That was because opponents hardly ever threw his direction. He was targeted once every 12.6 snaps in coverage in 2018, making him the least-targeted cornerback in the NFL.

That’s both a sign that he was doing relatively well in coverage, and also an indictment of a struggling 49ers secondary that couldn’t cover anyone else. San Francisco only intercepted two passes all year and gave up 35 passing touchdowns. It was hard for Sherman to stand out on a 4-12 team with a defense playing so poorly.

He didn’t make the Pro Bowl and wasn’t an All-Pro, so he missed out on $3 million in incentives.

The 2019 season was different. A healthy and rejuvenated 49ers defense made life miserable for quarterbacks, and that allowed Sherman to shine. It helped too that he had an offseason that wasn’t saddled by recovery from his Achilles tear.

Sherman was PFF’s top-graded cornerback of 2019 and allowed just 27 receptions in 15 games. He also came away with three interceptions and his first pick-six since 2013.

His play earned him Pro Bowl and second-team All-Pro honors. That meant big money.

He received a $3 million bonus for those accolades, as well as a $1 million bonus for playing over 90 percent of the 49ers’ total defensive snaps. His base salary for the 2020 season also jumped from $7 million to $8 million. Assuming he’s still on the 49ers’ roster in 2020 — which seems like a foregone conclusion — Sherman will receive at least $29.725 million of his three-year deal and as much as $34.775 million.

That’s not too shabby for a cornerback in his 30s coming off a significant injury. And Sherman went to Twitter to dig up comments from people who didn’t think he’d pull it off. Here’s a sampling:

It was a well-earned victory lap for someone who was heavily criticized nearly two years ago. Ultimately, though, Sherman signed a contract that was perfect for his situation — and not many others.

Most NFL players shouldn’t follow Sherman’s lead

Sherman’s contract was right for him for a few reasons. The fact that he was 30 and coming back from a major injury meant his contract ceiling was limited. But his status as an aging star with several Pro Bowls under his belt provided useful name recognition.

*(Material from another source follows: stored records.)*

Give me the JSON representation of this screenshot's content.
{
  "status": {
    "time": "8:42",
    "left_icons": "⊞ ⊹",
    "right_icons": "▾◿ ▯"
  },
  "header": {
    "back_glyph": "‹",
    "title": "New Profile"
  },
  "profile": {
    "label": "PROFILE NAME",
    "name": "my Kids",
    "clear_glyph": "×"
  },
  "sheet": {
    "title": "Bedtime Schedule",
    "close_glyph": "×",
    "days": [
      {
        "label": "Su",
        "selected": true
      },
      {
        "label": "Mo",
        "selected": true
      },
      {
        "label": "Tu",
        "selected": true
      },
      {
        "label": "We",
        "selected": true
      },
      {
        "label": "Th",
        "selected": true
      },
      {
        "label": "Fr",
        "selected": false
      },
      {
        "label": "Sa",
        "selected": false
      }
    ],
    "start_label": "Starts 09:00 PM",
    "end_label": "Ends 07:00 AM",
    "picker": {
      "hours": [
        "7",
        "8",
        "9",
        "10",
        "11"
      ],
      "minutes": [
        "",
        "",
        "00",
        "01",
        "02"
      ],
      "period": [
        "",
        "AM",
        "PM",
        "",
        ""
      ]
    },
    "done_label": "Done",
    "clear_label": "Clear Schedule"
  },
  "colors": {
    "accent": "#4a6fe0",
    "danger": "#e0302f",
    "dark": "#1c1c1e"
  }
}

If Sherman excelled in San Francisco, it would be magnified. And that made tying his contract value to Pro Bowl and All-Pro accolades prescient. There was never a chance that Sherman’s success would go unnoticed by fans, the media, and his peers.

That’s not true of all NFL players.

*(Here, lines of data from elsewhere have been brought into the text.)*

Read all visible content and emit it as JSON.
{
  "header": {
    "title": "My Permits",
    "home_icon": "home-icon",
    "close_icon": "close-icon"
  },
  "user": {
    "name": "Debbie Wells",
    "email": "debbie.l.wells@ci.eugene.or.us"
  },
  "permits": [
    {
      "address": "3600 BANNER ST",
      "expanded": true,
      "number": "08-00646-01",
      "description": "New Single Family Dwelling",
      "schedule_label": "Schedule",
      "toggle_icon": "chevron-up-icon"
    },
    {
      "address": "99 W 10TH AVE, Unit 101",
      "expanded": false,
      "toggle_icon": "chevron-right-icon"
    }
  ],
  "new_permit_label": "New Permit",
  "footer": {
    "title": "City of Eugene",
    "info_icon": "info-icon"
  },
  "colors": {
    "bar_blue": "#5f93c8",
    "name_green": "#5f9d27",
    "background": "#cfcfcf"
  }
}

Take Minnesota safety Anthony Harris, for example. He finished the 2019 regular season tied for the NFL lead in interceptions and sits as the league’s highest-graded safety on PFF. And yet, he still hasn’t made a Pro Bowl in five seasons with the Vikings. That’d never happen to Sherman, who is as visible and recognizable as defensive players get in the league.

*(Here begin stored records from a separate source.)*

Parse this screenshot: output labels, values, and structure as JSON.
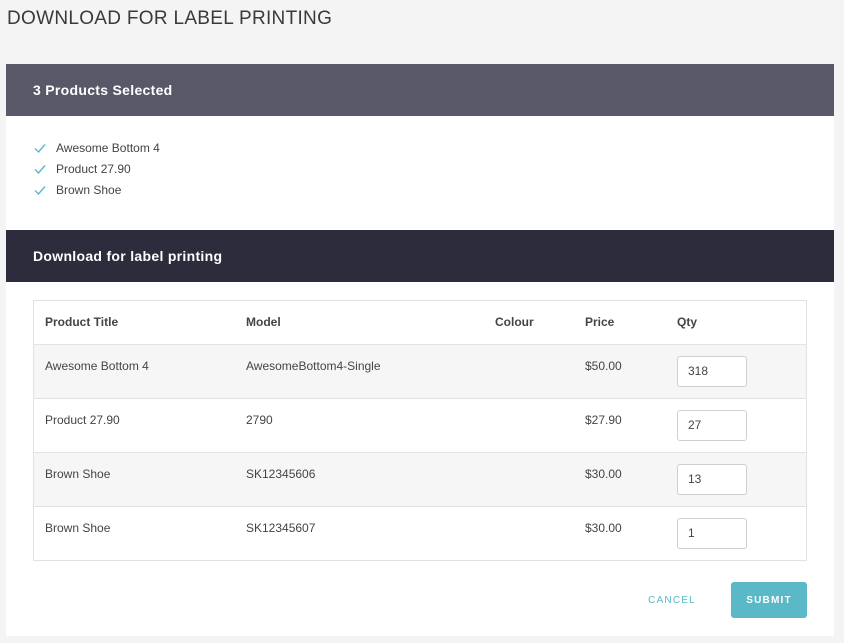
{
  "page": {
    "title": "DOWNLOAD FOR LABEL PRINTING"
  },
  "selected": {
    "header": "3 Products Selected",
    "items": [
      "Awesome Bottom 4",
      "Product 27.90",
      "Brown Shoe"
    ],
    "check_color": "#5bb8c6"
  },
  "download": {
    "header": "Download for label printing",
    "columns": [
      "Product Title",
      "Model",
      "Colour",
      "Price",
      "Qty"
    ],
    "rows": [
      {
        "title": "Awesome Bottom 4",
        "model": "AwesomeBottom4-Single",
        "colour": "",
        "price": "$50.00",
        "qty": "318"
      },
      {
        "title": "Product 27.90",
        "model": "2790",
        "colour": "",
        "price": "$27.90",
        "qty": "27"
      },
      {
        "title": "Brown Shoe",
        "model": "SK12345606",
        "colour": "",
        "price": "$30.00",
        "qty": "13"
      },
      {
        "title": "Brown Shoe",
        "model": "SK12345607",
        "colour": "",
        "price": "$30.00",
        "qty": "1"
      }
    ],
    "cancel_label": "CANCEL",
    "submit_label": "SUBMIT"
  },
  "colors": {
    "accent": "#5bb8c6",
    "header_light": "#585868",
    "header_dark": "#2c2c3c"
  }
}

So unless another NFL player with similar star power suffers a serious injury late in his career, betting big on Pro Bowl and All-Pro nods would probably be foolish. For Sherman though, it was his only way of getting the pay day he knew he could earn, critics be damned.